    Written by Bernie Weisz Historian/Vietnam War Pembroke Pines, Florida U.S.A. contact:BernWei1@aol.com

    Being a historian specializing in America involvement in Vietnam, I tried to take a break in reading nonfiction by delving into Robert Stone's "Dog Soldiers". Seeing Denzil Washington in the recent movie hit "American Gangster" piqued my curiosity in this novel. Besides, I needed a break from constantly reading nonfiction. Reading a novel allows the reader to absorb without constant attention to detail and historical connection. It is also proven to bring up one's reading speed. Thinking topics such as the Vietnam War, the heroin trade that existed during the Vietnam Conflict and CIA complicity in the trade I was expecting an exciting yarn. Regrettably, I was disappointed. I found the characters, in particular "John Converse and his wife, Marge", to be burnt-out losers. You can read other reviews to get an idea of what the plot is about, so without being a "plot-spoiler", I felt that with all the drugged-out corruptness, the infidelity of the protagonist's wife, the illogical decisions made by people bent on profiting by the sale of heroin, this book was a waste of time to read. In trying to get any connection to reality, there was the part early in the story where "Converse", the protagonist, justifies smuggling a couple of kilos from Vietnam into the U.S. by what follows. Stone wrote:"The last moral objection (to smuggling heroin) that Converse experienced in the traditional manner had been his reaction to the Great Elephant Zap of the previous year. That winter, the Military Advisory Command, Vietnam, had decided that elephants were enemy agents bevause the NVA used them to carry things, and there ensued a scene worthy of the Ramayana. Many-armed, hundred-headed MACV had sent forth steel-bodied flying insects (helicopter gunships) to destroy his enemies, the elephants. All over the country, whooping sweating gunners descended from the cloud cover to stampede the herds and mow them down with 7.62 millimeter machine guns. The Great Elephant Zap had been too much and had disgusted everyone. Even the chopper crews who remembered the day as one of insane exhileration had been somewhat appalled. There was a feeling that there were limits. And as for dope, Converse thought, and addicts-if the world is going to contain elephants pursued by flying men, people are just naturally going to want to get high. So there, Converse thought, that's the way it's done. He had confronted a moral objection and overridden it". Obvoiusly, this twisted analogy to justify selling heroin made as little sense to me as the end of the story (what happens to the heroin and the people smuggling it). I need a story that has a semblence of logic, reality and historical connectedness, an attribute I felt "Dog Soldiers" lacked.
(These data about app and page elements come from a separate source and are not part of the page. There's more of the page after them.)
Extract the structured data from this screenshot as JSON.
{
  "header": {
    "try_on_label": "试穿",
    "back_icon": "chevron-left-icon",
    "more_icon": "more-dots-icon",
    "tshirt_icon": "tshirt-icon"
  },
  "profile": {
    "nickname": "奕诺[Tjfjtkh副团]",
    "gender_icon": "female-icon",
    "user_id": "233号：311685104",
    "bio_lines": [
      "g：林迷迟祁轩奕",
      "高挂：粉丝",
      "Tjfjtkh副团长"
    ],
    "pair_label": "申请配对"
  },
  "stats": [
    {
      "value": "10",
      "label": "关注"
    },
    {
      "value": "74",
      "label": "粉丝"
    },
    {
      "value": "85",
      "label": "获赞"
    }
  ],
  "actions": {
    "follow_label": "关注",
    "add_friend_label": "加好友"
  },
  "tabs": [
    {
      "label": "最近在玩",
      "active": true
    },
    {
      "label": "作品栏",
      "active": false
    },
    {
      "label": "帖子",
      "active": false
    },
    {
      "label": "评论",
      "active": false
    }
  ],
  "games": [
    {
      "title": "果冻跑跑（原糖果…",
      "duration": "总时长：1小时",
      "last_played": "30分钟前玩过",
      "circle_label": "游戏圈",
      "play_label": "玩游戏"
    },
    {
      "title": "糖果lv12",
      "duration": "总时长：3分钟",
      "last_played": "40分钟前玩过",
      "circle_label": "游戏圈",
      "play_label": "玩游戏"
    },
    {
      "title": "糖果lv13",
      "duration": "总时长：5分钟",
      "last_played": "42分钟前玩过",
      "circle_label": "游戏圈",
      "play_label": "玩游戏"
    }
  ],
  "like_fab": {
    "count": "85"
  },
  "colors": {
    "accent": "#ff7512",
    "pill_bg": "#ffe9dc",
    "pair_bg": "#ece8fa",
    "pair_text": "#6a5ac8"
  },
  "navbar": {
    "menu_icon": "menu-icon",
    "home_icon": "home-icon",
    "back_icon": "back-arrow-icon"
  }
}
    3 out of 4 people found this review helpful.

    Was this review helpful? Yes  No   Report this review
  • Anonymous

    Posted September 14, 2012

    Riveting.

    A great read. An intelligent version of "Savages."

    1 out of 2 people found this review helpful.

    Was this review helpful? Yes  No   Report this review
  • Anonymous

    Posted November 1, 2013

    Charm

    "Visit the Underdogs book" she replies

    Was this review helpful? Yes  No   Report this review
  • Anonymous

    Posted October 19, 2013

    Ok

    Percy jackson ligjting thief

    Was this review helpful? Yes  No   Report this review
  • Anonymous

    Posted March 13, 2011

    No text was provided for this review.

  • Anonymous

    Posted February 6, 2011

    No text was provided for this review.

  • Anonymous

    Posted April 13, 2012

    No text was provided for this review.

  • Anonymous

    Posted June 5, 2011

    No text was provided for this review.

Sort by: Showing all of 8 Customer Reviews

If you find inappropriate content, please report it to Barnes & Noble
Why is this product inappropriate?
Comments (optional)